The things that we already take for granted in our private lives, the “hey Siri” – the access to Alexa, – and untold information simply by asking a machine that sits by our bedside or we carry in our pocket – also can deliver big savings in time and costs when used in healthcare.
It’s been a while in coming; but now that clear uses have been developed that deliver benefits for the man in the street – now is the time for Community clinics and Hospital Outpatient areas, to take this seriously.
We focus on the latest, that is already clinically proven across the USA; this is what they say…
-Orbita, Inc., provider of the only HIPAA-compliant platform for voice and chatbot applications in healthcare, today announced through its collaboration with Mayo Clinic, the availability of Mayo Clinic’s award-winning first-aid voice application on two additional platforms: Google Assistant and voice-powered web chat. This takes Mayo Clinic beyond its initial foray into voice with the Mayo First Aid skill for Amazon Alexa, and provides new capabilities to deliver first aid content via Google Assistant-enabled devices and a voice chatbot offered at www.mayoclinic.org.
“Expanding the delivery of Mayo Clinic content through more voice channels helps give consumers ready access to trusted health information where and when they need it,” said Sandhya Pruthi, M.D., general internal medicine physician and associate medical director of Mayo Clinic Global Business Solutions. “We’re pleased to continue innovating with voice and exploring its value to enhance patient and consumer engagement.”
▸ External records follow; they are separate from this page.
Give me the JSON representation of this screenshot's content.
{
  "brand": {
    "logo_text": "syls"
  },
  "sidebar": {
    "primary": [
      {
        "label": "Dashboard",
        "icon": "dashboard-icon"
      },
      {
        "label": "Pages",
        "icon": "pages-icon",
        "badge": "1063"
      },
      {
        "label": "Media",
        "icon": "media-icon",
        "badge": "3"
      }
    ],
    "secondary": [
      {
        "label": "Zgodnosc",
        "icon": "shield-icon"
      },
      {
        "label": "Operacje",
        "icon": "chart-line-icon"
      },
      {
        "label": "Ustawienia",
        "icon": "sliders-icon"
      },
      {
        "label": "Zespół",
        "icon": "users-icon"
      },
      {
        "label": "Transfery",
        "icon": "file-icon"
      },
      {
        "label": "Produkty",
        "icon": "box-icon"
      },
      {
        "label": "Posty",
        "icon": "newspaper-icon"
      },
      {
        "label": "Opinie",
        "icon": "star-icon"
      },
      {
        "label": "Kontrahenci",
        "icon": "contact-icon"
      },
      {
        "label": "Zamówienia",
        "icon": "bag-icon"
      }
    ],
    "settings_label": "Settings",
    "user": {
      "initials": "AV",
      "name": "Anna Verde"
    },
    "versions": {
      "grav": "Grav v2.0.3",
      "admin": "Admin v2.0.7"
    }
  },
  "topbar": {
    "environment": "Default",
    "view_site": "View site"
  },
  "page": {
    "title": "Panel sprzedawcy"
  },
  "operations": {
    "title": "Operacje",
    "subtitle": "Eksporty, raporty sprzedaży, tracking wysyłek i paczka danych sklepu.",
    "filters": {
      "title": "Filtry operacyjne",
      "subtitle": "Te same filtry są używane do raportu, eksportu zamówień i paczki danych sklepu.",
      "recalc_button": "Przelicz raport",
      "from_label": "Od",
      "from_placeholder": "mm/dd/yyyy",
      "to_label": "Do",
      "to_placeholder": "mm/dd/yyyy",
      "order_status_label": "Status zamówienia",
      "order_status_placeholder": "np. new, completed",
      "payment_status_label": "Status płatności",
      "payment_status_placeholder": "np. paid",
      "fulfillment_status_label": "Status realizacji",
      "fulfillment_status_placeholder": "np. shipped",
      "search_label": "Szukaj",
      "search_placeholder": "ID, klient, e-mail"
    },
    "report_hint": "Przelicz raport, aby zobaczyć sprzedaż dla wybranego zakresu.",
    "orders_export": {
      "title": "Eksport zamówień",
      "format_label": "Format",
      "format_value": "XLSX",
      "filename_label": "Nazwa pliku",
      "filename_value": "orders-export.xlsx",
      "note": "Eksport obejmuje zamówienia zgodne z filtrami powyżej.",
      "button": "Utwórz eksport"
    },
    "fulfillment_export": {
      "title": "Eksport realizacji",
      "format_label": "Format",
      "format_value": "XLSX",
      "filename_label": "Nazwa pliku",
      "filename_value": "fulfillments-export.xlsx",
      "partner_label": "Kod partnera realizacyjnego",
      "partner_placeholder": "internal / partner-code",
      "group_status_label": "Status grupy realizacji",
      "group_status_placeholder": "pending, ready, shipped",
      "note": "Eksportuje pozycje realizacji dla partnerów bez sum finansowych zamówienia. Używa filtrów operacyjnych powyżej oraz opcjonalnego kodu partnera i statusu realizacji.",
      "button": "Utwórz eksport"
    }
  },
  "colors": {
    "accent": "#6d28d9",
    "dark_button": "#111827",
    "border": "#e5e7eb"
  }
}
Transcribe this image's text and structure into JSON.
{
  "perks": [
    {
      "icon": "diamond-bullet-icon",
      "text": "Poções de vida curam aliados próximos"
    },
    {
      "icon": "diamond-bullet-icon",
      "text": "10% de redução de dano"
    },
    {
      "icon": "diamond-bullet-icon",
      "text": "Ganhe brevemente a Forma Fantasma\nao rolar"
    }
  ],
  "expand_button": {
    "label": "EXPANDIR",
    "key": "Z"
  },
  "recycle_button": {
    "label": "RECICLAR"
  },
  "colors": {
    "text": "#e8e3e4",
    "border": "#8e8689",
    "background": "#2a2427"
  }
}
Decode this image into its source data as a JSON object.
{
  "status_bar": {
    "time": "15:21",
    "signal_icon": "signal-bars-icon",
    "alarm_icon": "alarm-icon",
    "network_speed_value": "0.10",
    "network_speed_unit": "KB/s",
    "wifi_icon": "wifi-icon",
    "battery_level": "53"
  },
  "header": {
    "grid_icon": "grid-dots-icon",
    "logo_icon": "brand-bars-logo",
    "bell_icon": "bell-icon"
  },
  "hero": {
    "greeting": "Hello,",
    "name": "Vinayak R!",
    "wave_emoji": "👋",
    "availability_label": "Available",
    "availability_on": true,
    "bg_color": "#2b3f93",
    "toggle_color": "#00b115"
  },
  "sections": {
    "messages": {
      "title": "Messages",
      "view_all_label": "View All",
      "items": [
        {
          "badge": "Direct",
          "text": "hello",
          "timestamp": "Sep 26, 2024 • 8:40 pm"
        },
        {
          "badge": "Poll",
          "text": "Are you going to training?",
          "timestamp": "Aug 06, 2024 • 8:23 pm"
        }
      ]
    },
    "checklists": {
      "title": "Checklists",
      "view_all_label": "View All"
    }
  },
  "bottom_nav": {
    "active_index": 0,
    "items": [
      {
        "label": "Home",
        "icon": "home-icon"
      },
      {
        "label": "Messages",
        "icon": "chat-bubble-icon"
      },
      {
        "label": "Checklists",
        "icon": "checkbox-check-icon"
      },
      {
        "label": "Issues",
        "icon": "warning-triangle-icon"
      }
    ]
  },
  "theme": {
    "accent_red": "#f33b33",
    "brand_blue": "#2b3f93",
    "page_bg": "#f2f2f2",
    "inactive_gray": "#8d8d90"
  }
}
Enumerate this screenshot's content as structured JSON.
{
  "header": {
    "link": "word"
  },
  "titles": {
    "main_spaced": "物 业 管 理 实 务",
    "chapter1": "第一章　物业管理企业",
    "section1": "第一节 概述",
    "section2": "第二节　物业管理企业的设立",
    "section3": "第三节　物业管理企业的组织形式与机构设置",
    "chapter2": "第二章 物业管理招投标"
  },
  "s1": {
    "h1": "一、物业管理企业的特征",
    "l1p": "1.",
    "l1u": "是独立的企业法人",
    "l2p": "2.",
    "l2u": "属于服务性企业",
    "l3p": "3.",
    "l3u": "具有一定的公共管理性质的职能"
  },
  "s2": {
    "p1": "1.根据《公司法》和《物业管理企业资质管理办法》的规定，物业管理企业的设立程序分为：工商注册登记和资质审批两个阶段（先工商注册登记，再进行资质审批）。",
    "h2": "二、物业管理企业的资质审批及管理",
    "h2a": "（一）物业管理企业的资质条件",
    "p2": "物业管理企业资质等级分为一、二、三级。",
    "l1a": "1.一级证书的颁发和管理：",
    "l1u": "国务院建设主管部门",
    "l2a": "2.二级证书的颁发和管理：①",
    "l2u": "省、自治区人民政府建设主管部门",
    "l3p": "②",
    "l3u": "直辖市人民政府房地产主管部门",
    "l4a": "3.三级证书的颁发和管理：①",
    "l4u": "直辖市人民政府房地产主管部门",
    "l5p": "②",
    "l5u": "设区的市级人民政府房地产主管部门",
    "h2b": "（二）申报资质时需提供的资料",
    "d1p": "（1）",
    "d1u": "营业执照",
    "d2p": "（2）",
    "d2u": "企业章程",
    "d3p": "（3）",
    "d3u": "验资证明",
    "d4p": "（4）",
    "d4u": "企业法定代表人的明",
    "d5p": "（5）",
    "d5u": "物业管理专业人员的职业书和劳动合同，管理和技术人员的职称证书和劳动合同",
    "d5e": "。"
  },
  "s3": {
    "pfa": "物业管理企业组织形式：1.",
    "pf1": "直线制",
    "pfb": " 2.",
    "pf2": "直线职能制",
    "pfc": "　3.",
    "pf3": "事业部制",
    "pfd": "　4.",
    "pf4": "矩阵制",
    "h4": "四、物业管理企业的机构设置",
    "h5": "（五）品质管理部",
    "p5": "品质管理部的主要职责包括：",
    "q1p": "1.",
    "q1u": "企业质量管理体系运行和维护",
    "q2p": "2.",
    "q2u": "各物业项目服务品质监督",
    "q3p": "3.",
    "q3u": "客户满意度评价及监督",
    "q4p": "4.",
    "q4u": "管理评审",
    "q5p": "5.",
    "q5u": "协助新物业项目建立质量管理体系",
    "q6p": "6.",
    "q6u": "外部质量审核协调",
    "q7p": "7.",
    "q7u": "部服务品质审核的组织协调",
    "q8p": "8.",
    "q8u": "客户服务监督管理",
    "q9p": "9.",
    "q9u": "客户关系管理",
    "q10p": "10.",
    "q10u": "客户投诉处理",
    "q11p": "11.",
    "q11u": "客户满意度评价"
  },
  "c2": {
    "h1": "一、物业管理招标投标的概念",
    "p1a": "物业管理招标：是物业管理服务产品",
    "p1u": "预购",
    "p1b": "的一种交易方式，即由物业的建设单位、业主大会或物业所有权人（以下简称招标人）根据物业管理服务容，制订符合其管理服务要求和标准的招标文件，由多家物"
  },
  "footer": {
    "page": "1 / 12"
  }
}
Research shows consumer adoption of voice devices is exponentially faster than web and mobile predecessors. This bodes well for value-based health care where improved patient engagement aims to translate into quality improvements and cost reduction.
“Mayo Clinic is sharing these new offerings just weeks after buzz at CES that the AI-powered virtual assistant, Google Assistant, would be on more than one billion devices by January 31, 2019,” said Orbita CEO Bill Rogers. “Clearly, voice is here to stay. Orbita is honored to collaborate with Mayo Clinic in exploring new voice opportunities for health care.”
At HIMSS, the health IT event bringing more than 45,000 attendees to Orlando, Fla. this week, Mayo Clinic and Orbita are highlighting:
- Mayo First Aid for Google Assistant: Users of Google Assistant can tap “account”, then explore to access the “Mayo First Aid” action. After saying “Hey Google, Talk to Mayo First Aid,” they proceed with asking a question such as “How do I treat my baby’s fever?”
- Mayo First Aid Web-based Voice Chat : The same content and experience currently available through the Mayo First Aid Alexa skill and now Google Assistant, is also available via web-based voice and chat at www.mayoclinic.org/voice/apps, www.mayoclinic.org/symptoms, andwww.mayoclinic.org/diseases-conditions on web and mobile browsers that support voice input. Unlike most of today’s chatbots, which are only keyboard driven, this new Mayo First Aid Voice Chat experience offers an integrated voice and text-based interface.
These solutions join the Mayo First Aid Alexa Skill. Last month at the Chattanooga-based Alexa Conference, event organizers selected Mayo Clinic First Aid for the 2019 Alexa Skill of the Year for Healthcare Award. Orbita received the 2019 Best of Show Bronze Award and the 2019 Best Third Party Tool Award.